### What is needed
Down to the last line below, repeat the entries word for word and drop the pictures.

Supplied material Block Start

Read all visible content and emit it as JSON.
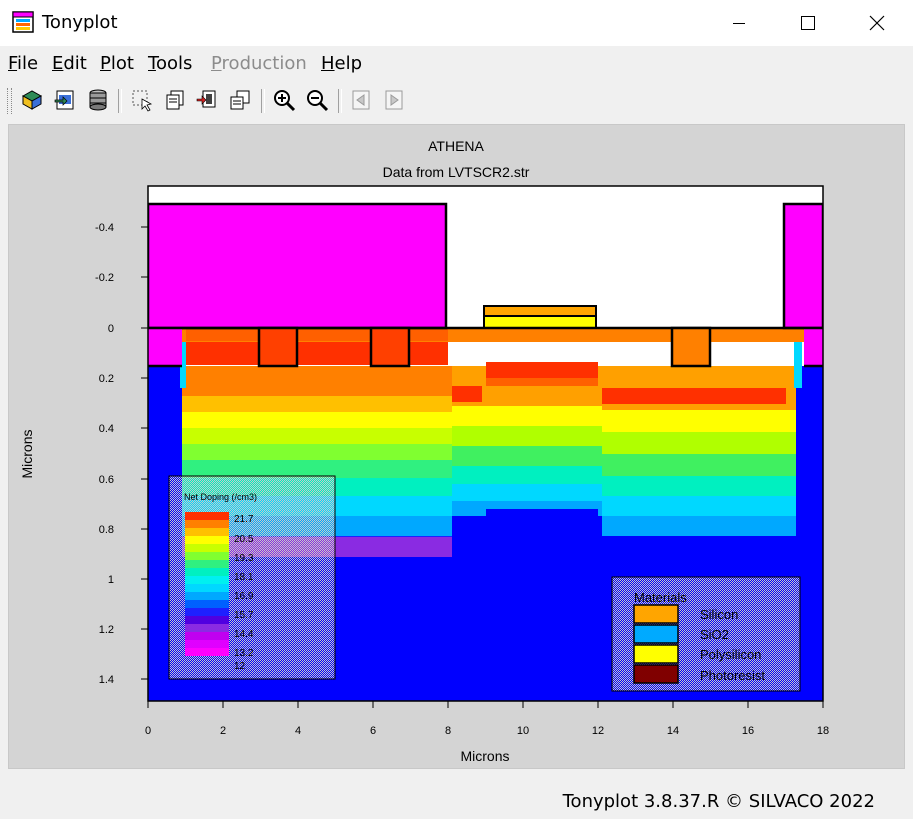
{
  "window": {
    "title": "Tonyplot",
    "icon": "tonyplot-app-icon",
    "controls": [
      "minimize-icon",
      "maximize-icon",
      "close-icon"
    ]
  },
  "menu": [
    {
      "label": "File",
      "mnemonic": "F",
      "rest": "ile",
      "enabled": true
    },
    {
      "label": "Edit",
      "mnemonic": "E",
      "rest": "dit",
      "enabled": true
    },
    {
      "label": "Plot",
      "mnemonic": "P",
      "rest": "lot",
      "enabled": true
    },
    {
      "label": "Tools",
      "mnemonic": "T",
      "rest": "ools",
      "enabled": true
    },
    {
      "label": "Production",
      "mnemonic": "P",
      "rest": "roduction",
      "enabled": false
    },
    {
      "label": "Help",
      "mnemonic": "H",
      "rest": "elp",
      "enabled": true
    }
  ],
  "toolbar": {
    "buttons": [
      "open-icon",
      "import-icon",
      "save-stack-icon",
      "select-region-icon",
      "copy-plot-icon",
      "delete-plot-icon",
      "overlay-icon",
      "zoom-in-icon",
      "zoom-out-icon",
      "previous-icon",
      "next-icon"
    ]
  },
  "plot": {
    "title": "ATHENA",
    "subtitle": "Data from LVTSCR2.str",
    "xlabel": "Microns",
    "ylabel": "Microns",
    "xticks": [
      "0",
      "2",
      "4",
      "6",
      "8",
      "10",
      "12",
      "14",
      "16",
      "18"
    ],
    "yticks": [
      "-0.4",
      "-0.2",
      "0",
      "0.2",
      "0.4",
      "0.6",
      "0.8",
      "1",
      "1.2",
      "1.4"
    ],
    "doping_legend": {
      "title": "Net Doping (/cm3)",
      "labels": [
        "21.7",
        "20.5",
        "19.3",
        "18.1",
        "16.9",
        "15.7",
        "14.4",
        "13.2",
        "12"
      ]
    },
    "materials_legend": {
      "title": "Materials",
      "items": [
        {
          "name": "Silicon",
          "color": "#ffa500"
        },
        {
          "name": "SiO2",
          "color": "#00aaff"
        },
        {
          "name": "Polysilicon",
          "color": "#ffff00"
        },
        {
          "name": "Photoresist",
          "color": "#800000"
        }
      ]
    }
  },
  "status": {
    "text": "Tonyplot 3.8.37.R © SILVACO 2022"
  }
}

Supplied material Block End

### Exercise response
Read all visible content and emit it as JSON.
{
  "window": {
    "title": "Tonyplot",
    "icon": "tonyplot-app-icon",
    "controls": [
      "minimize-icon",
      "maximize-icon",
      "close-icon"
    ]
  },
  "menu": [
    {
      "label": "File",
      "mnemonic": "F",
      "rest": "ile",
      "enabled": true
    },
    {
      "label": "Edit",
      "mnemonic": "E",
      "rest": "dit",
      "enabled": true
    },
    {
      "label": "Plot",
      "mnemonic": "P",
      "rest": "lot",
      "enabled": true
    },
    {
      "label": "Tools",
      "mnemonic": "T",
      "rest": "ools",
      "enabled": true
    },
    {
      "label": "Production",
      "mnemonic": "P",
      "rest": "roduction",
      "enabled": false
    },
    {
      "label": "Help",
      "mnemonic": "H",
      "rest": "elp",
      "enabled": true
    }
  ],
  "toolbar": {
    "buttons": [
      "open-icon",
      "import-icon",
      "save-stack-icon",
      "select-region-icon",
      "copy-plot-icon",
      "delete-plot-icon",
      "overlay-icon",
      "zoom-in-icon",
      "zoom-out-icon",
      "previous-icon",
      "next-icon"
    ]
  },
  "plot": {
    "title": "ATHENA",
    "subtitle": "Data from LVTSCR2.str",
    "xlabel": "Microns",
    "ylabel": "Microns",
    "xticks": [
      "0",
      "2",
      "4",
      "6",
      "8",
      "10",
      "12",
      "14",
      "16",
      "18"
    ],
    "yticks": [
      "-0.4",
      "-0.2",
      "0",
      "0.2",
      "0.4",
      "0.6",
      "0.8",
      "1",
      "1.2",
      "1.4"
    ],
    "doping_legend": {
      "title": "Net Doping (/cm3)",
      "labels": [
        "21.7",
        "20.5",
        "19.3",
        "18.1",
        "16.9",
        "15.7",
        "14.4",
        "13.2",
        "12"
      ]
    },
    "materials_legend": {
      "title": "Materials",
      "items": [
        {
          "name": "Silicon",
          "color": "#ffa500"
        },
        {
          "name": "SiO2",
          "color": "#00aaff"
        },
        {
          "name": "Polysilicon",
          "color": "#ffff00"
        },
        {
          "name": "Photoresist",
          "color": "#800000"
        }
      ]
    }
  },
  "status": {
    "text": "Tonyplot 3.8.37.R © SILVACO 2022"
  }
}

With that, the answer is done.